»»

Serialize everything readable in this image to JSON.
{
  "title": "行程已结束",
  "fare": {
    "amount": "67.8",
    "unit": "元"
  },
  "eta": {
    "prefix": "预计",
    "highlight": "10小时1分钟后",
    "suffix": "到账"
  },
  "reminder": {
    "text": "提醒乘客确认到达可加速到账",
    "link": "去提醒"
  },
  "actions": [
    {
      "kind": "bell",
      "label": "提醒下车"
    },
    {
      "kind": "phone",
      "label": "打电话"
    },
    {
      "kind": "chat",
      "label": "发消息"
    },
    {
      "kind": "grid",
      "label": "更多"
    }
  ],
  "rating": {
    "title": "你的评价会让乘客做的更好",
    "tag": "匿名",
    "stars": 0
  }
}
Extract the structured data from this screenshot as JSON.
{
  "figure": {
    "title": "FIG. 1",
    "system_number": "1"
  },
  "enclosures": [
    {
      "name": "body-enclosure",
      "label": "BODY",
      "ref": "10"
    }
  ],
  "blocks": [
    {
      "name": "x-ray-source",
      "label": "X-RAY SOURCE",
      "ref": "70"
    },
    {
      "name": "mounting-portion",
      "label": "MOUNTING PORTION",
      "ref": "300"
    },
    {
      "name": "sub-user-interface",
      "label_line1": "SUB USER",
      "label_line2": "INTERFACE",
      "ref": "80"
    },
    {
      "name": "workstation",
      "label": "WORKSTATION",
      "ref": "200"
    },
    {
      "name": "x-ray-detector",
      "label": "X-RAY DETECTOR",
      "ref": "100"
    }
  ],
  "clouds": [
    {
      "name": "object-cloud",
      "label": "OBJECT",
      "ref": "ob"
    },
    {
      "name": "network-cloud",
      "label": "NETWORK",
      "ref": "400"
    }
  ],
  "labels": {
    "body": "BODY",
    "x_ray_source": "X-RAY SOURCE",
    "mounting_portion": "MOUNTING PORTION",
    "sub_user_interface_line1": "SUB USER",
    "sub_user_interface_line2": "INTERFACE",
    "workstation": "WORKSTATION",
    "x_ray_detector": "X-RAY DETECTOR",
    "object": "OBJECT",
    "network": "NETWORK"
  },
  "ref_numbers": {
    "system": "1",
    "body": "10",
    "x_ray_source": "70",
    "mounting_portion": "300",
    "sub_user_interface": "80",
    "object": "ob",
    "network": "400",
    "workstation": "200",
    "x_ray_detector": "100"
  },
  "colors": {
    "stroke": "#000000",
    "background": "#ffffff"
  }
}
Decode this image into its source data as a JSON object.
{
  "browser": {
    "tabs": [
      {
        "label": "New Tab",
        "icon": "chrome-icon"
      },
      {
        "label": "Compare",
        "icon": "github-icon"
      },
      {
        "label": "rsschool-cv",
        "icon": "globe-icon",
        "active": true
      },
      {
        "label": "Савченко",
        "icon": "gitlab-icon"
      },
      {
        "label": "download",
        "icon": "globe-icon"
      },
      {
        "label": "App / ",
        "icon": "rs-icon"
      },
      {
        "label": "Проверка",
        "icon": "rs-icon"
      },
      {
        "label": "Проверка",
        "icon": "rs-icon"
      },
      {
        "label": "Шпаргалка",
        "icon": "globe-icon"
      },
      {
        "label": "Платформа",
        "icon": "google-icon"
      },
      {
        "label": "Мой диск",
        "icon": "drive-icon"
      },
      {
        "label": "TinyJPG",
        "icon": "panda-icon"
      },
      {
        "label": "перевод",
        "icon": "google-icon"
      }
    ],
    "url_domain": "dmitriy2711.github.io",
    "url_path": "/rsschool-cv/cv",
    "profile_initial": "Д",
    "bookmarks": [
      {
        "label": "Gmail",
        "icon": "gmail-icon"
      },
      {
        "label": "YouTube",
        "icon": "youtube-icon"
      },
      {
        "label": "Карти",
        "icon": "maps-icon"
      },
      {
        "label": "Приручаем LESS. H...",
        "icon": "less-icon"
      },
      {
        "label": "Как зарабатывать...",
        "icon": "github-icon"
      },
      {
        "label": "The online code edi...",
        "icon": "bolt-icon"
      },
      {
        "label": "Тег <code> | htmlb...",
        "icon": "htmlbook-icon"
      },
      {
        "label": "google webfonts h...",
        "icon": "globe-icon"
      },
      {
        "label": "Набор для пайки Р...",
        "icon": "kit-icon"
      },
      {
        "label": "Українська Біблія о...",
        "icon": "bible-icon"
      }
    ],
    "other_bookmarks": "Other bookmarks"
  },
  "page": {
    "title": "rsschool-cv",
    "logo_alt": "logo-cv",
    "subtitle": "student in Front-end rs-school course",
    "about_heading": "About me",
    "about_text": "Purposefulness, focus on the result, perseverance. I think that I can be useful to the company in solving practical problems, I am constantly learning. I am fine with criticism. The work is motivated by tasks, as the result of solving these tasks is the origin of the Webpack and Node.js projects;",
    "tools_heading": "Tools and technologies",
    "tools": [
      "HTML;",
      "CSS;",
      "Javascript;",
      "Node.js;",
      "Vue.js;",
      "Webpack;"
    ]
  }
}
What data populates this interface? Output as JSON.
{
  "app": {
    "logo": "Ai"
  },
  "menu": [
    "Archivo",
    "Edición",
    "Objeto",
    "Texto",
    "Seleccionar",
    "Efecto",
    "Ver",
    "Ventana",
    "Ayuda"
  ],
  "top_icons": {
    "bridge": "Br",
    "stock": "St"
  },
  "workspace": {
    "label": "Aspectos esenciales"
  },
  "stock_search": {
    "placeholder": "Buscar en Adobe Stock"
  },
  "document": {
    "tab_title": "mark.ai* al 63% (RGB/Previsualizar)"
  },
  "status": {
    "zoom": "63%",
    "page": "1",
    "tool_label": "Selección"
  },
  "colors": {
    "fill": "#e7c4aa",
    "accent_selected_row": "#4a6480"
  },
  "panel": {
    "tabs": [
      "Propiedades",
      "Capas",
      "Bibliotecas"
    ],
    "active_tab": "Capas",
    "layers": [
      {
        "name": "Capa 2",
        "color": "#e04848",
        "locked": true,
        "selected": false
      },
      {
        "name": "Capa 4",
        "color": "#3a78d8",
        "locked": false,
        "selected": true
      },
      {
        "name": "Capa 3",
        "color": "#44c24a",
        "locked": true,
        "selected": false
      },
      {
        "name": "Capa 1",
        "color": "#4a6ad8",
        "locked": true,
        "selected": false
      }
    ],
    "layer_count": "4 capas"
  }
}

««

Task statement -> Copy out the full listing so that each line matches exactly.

Problem solution ->
Serialize everything readable in this image to JSON.
{
  "title": "行程已结束",
  "fare": {
    "amount": "67.8",
    "unit": "元"
  },
  "eta": {
    "prefix": "预计",
    "highlight": "10小时1分钟后",
    "suffix": "到账"
  },
  "reminder": {
    "text": "提醒乘客确认到达可加速到账",
    "link": "去提醒"
  },
  "actions": [
    {
      "kind": "bell",
      "label": "提醒下车"
    },
    {
      "kind": "phone",
      "label": "打电话"
    },
    {
      "kind": "chat",
      "label": "发消息"
    },
    {
      "kind": "grid",
      "label": "更多"
    }
  ],
  "rating": {
    "title": "你的评价会让乘客做的更好",
    "tag": "匿名",
    "stars": 0
  }
}
Extract the structured data from this screenshot as JSON.
{
  "figure": {
    "title": "FIG. 1",
    "system_number": "1"
  },
  "enclosures": [
    {
      "name": "body-enclosure",
      "label": "BODY",
      "ref": "10"
    }
  ],
  "blocks": [
    {
      "name": "x-ray-source",
      "label": "X-RAY SOURCE",
      "ref": "70"
    },
    {
      "name": "mounting-portion",
      "label": "MOUNTING PORTION",
      "ref": "300"
    },
    {
      "name": "sub-user-interface",
      "label_line1": "SUB USER",
      "label_line2": "INTERFACE",
      "ref": "80"
    },
    {
      "name": "workstation",
      "label": "WORKSTATION",
      "ref": "200"
    },
    {
      "name": "x-ray-detector",
      "label": "X-RAY DETECTOR",
      "ref": "100"
    }
  ],
  "clouds": [
    {
      "name": "object-cloud",
      "label": "OBJECT",
      "ref": "ob"
    },
    {
      "name": "network-cloud",
      "label": "NETWORK",
      "ref": "400"
    }
  ],
  "labels": {
    "body": "BODY",
    "x_ray_source": "X-RAY SOURCE",
    "mounting_portion": "MOUNTING PORTION",
    "sub_user_interface_line1": "SUB USER",
    "sub_user_interface_line2": "INTERFACE",
    "workstation": "WORKSTATION",
    "x_ray_detector": "X-RAY DETECTOR",
    "object": "OBJECT",
    "network": "NETWORK"
  },
  "ref_numbers": {
    "system": "1",
    "body": "10",
    "x_ray_source": "70",
    "mounting_portion": "300",
    "sub_user_interface": "80",
    "object": "ob",
    "network": "400",
    "workstation": "200",
    "x_ray_detector": "100"
  },
  "colors": {
    "stroke": "#000000",
    "background": "#ffffff"
  }
}
Decode this image into its source data as a JSON object.
{
  "browser": {
    "tabs": [
      {
        "label": "New Tab",
        "icon": "chrome-icon"
      },
      {
        "label": "Compare",
        "icon": "github-icon"
      },
      {
        "label": "rsschool-cv",
        "icon": "globe-icon",
        "active": true
      },
      {
        "label": "Савченко",
        "icon": "gitlab-icon"
      },
      {
        "label": "download",
        "icon": "globe-icon"
      },
      {
        "label": "App / ",
        "icon": "rs-icon"
      },
      {
        "label": "Проверка",
        "icon": "rs-icon"
      },
      {
        "label": "Проверка",
        "icon": "rs-icon"
      },
      {
        "label": "Шпаргалка",
        "icon": "globe-icon"
      },
      {
        "label": "Платформа",
        "icon": "google-icon"
      },
      {
        "label": "Мой диск",
        "icon": "drive-icon"
      },
      {
        "label": "TinyJPG",
        "icon": "panda-icon"
      },
      {
        "label": "перевод",
        "icon": "google-icon"
      }
    ],
    "url_domain": "dmitriy2711.github.io",
    "url_path": "/rsschool-cv/cv",
    "profile_initial": "Д",
    "bookmarks": [
      {
        "label": "Gmail",
        "icon": "gmail-icon"
      },
      {
        "label": "YouTube",
        "icon": "youtube-icon"
      },
      {
        "label": "Карти",
        "icon": "maps-icon"
      },
      {
        "label": "Приручаем LESS. H...",
        "icon": "less-icon"
      },
      {
        "label": "Как зарабатывать...",
        "icon": "github-icon"
      },
      {
        "label": "The online code edi...",
        "icon": "bolt-icon"
      },
      {
        "label": "Тег <code> | htmlb...",
        "icon": "htmlbook-icon"
      },
      {
        "label": "google webfonts h...",
        "icon": "globe-icon"
      },
      {
        "label": "Набор для пайки Р...",
        "icon": "kit-icon"
      },
      {
        "label": "Українська Біблія о...",
        "icon": "bible-icon"
      }
    ],
    "other_bookmarks": "Other bookmarks"
  },
  "page": {
    "title": "rsschool-cv",
    "logo_alt": "logo-cv",
    "subtitle": "student in Front-end rs-school course",
    "about_heading": "About me",
    "about_text": "Purposefulness, focus on the result, perseverance. I think that I can be useful to the company in solving practical problems, I am constantly learning. I am fine with criticism. The work is motivated by tasks, as the result of solving these tasks is the origin of the Webpack and Node.js projects;",
    "tools_heading": "Tools and technologies",
    "tools": [
      "HTML;",
      "CSS;",
      "Javascript;",
      "Node.js;",
      "Vue.js;",
      "Webpack;"
    ]
  }
}
What data populates this interface? Output as JSON.
{
  "app": {
    "logo": "Ai"
  },
  "menu": [
    "Archivo",
    "Edición",
    "Objeto",
    "Texto",
    "Seleccionar",
    "Efecto",
    "Ver",
    "Ventana",
    "Ayuda"
  ],
  "top_icons": {
    "bridge": "Br",
    "stock": "St"
  },
  "workspace": {
    "label": "Aspectos esenciales"
  },
  "stock_search": {
    "placeholder": "Buscar en Adobe Stock"
  },
  "document": {
    "tab_title": "mark.ai* al 63% (RGB/Previsualizar)"
  },
  "status": {
    "zoom": "63%",
    "page": "1",
    "tool_label": "Selección"
  },
  "colors": {
    "fill": "#e7c4aa",
    "accent_selected_row": "#4a6480"
  },
  "panel": {
    "tabs": [
      "Propiedades",
      "Capas",
      "Bibliotecas"
    ],
    "active_tab": "Capas",
    "layers": [
      {
        "name": "Capa 2",
        "color": "#e04848",
        "locked": true,
        "selected": false
      },
      {
        "name": "Capa 4",
        "color": "#3a78d8",
        "locked": false,
        "selected": true
      },
      {
        "name": "Capa 3",
        "color": "#44c24a",
        "locked": true,
        "selected": false
      },
      {
        "name": "Capa 1",
        "color": "#4a6ad8",
        "locked": true,
        "selected": false
      }
    ],
    "layer_count": "4 capas"
  }
}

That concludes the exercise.